Rural communities are delighted that they have been spared cuts in their mail delivery service.
New Zealand Post has announced it will be halving deliveries to urban areas to three days a week.
However, it says its rural delivery service will remain the same - five days a week.
The number of letters being posted has fallen by 30% since 2006 and New Zealand Post has been reviewing its services.
Chief executive Brian Roche says it was clear from the consultation that mail services still represent a vital link to rural communities, which do not have the same access to fast internet as urban people.
He says New Zealand Post looked at the commercial operations and believed it could get it to work five days a week and the company has committed to doing that for as long as it can.
Mr Roche says it is not meant to create unnecessary uncertainty but it is a very dynamic situation and New Zealand Post is comfortable with the compromise that has been reached.
Rural Women New Zealand president Liz Evans says the announcement is a relief.
She says even in today's world when so much, such as banking, is done via the internet, that is not always the way in rural areas.
"The rural people, farming people, lifestyle block people rely on the rural delivery system to provide them with goods and services that the urban people can just go down to the corner shop for."
Ms Evans says the postal service in rural areas deals with all sorts of things, and people in those areas feel privileged and glad the service is still going to be available for five days.
Federated Farmers' president Bruce Wills says he is also delighted that the five day service will remain intact.

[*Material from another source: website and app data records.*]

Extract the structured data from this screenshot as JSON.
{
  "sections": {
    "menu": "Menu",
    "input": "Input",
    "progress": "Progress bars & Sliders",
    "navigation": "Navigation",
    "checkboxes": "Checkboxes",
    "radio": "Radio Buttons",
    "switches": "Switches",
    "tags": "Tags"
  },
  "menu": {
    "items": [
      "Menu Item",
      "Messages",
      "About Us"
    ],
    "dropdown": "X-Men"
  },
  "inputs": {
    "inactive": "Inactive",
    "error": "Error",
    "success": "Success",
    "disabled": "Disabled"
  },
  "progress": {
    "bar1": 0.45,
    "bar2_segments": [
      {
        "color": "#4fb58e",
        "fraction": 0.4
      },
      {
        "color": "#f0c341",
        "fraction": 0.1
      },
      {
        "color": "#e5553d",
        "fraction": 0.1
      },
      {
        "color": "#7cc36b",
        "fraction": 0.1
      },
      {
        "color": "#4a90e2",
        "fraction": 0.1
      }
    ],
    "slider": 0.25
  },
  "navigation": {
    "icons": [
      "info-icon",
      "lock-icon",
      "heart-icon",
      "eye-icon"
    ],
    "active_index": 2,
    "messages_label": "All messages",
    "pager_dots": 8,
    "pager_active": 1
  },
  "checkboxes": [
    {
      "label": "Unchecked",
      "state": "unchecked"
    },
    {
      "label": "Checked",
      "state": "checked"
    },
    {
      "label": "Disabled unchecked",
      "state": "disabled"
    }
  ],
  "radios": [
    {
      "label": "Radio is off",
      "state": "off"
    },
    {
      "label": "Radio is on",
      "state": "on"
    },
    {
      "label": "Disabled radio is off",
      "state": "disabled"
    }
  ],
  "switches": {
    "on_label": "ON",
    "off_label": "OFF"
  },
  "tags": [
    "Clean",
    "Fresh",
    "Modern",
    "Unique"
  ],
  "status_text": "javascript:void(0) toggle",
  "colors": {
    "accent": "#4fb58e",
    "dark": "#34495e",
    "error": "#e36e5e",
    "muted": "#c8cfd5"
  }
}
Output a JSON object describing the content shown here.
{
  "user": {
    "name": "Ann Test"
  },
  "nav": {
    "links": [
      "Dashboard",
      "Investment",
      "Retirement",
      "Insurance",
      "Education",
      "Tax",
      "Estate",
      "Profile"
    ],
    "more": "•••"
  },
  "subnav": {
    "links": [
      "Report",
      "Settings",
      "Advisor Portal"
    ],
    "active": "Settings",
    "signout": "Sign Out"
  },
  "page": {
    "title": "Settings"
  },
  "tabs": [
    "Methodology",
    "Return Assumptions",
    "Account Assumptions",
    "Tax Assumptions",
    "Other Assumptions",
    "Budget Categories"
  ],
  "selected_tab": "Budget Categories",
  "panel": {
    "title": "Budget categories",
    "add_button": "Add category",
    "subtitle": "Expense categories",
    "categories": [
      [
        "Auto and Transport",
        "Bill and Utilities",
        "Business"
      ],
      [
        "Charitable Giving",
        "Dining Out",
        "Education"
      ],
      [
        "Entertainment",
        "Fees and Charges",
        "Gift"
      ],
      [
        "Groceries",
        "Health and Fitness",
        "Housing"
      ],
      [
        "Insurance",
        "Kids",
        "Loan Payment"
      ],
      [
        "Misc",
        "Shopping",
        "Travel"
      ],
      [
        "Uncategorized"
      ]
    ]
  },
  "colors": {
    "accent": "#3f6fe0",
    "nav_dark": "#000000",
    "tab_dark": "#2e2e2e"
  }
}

He says many rural businesses are still heavily reliant on it and the faster internet service available through the Rural Broadband Initiative has not reached all country communities.